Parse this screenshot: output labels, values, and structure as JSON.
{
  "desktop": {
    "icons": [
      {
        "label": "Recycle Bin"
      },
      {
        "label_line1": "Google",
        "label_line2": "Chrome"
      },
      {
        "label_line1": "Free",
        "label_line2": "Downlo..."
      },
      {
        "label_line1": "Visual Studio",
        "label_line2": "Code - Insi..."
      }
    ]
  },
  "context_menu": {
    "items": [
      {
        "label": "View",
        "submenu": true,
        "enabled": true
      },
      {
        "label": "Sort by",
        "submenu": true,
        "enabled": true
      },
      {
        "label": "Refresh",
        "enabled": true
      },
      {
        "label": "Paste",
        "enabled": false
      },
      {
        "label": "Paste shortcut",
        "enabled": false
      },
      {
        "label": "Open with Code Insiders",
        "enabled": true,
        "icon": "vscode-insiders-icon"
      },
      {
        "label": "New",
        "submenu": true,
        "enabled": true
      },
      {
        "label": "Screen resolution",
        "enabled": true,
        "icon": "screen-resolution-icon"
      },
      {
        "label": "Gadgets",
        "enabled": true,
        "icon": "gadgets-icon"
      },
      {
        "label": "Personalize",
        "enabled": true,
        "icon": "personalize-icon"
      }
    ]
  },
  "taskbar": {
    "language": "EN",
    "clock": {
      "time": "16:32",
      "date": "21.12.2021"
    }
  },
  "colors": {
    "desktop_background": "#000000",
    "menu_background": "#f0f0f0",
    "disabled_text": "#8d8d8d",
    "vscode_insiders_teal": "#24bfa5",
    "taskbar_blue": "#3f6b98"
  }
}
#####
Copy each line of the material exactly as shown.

Parse this screenshot: output labels, values, and structure as JSON.
{
  "desktop": {
    "icons": [
      {
        "label": "Recycle Bin"
      },
      {
        "label_line1": "Google",
        "label_line2": "Chrome"
      },
      {
        "label_line1": "Free",
        "label_line2": "Downlo..."
      },
      {
        "label_line1": "Visual Studio",
        "label_line2": "Code - Insi..."
      }
    ]
  },
  "context_menu": {
    "items": [
      {
        "label": "View",
        "submenu": true,
        "enabled": true
      },
      {
        "label": "Sort by",
        "submenu": true,
        "enabled": true
      },
      {
        "label": "Refresh",
        "enabled": true
      },
      {
        "label": "Paste",
        "enabled": false
      },
      {
        "label": "Paste shortcut",
        "enabled": false
      },
      {
        "label": "Open with Code Insiders",
        "enabled": true,
        "icon": "vscode-insiders-icon"
      },
      {
        "label": "New",
        "submenu": true,
        "enabled": true
      },
      {
        "label": "Screen resolution",
        "enabled": true,
        "icon": "screen-resolution-icon"
      },
      {
        "label": "Gadgets",
        "enabled": true,
        "icon": "gadgets-icon"
      },
      {
        "label": "Personalize",
        "enabled": true,
        "icon": "personalize-icon"
      }
    ]
  },
  "taskbar": {
    "language": "EN",
    "clock": {
      "time": "16:32",
      "date": "21.12.2021"
    }
  },
  "colors": {
    "desktop_background": "#000000",
    "menu_background": "#f0f0f0",
    "disabled_text": "#8d8d8d",
    "vscode_insiders_teal": "#24bfa5",
    "taskbar_blue": "#3f6b98"
  }
}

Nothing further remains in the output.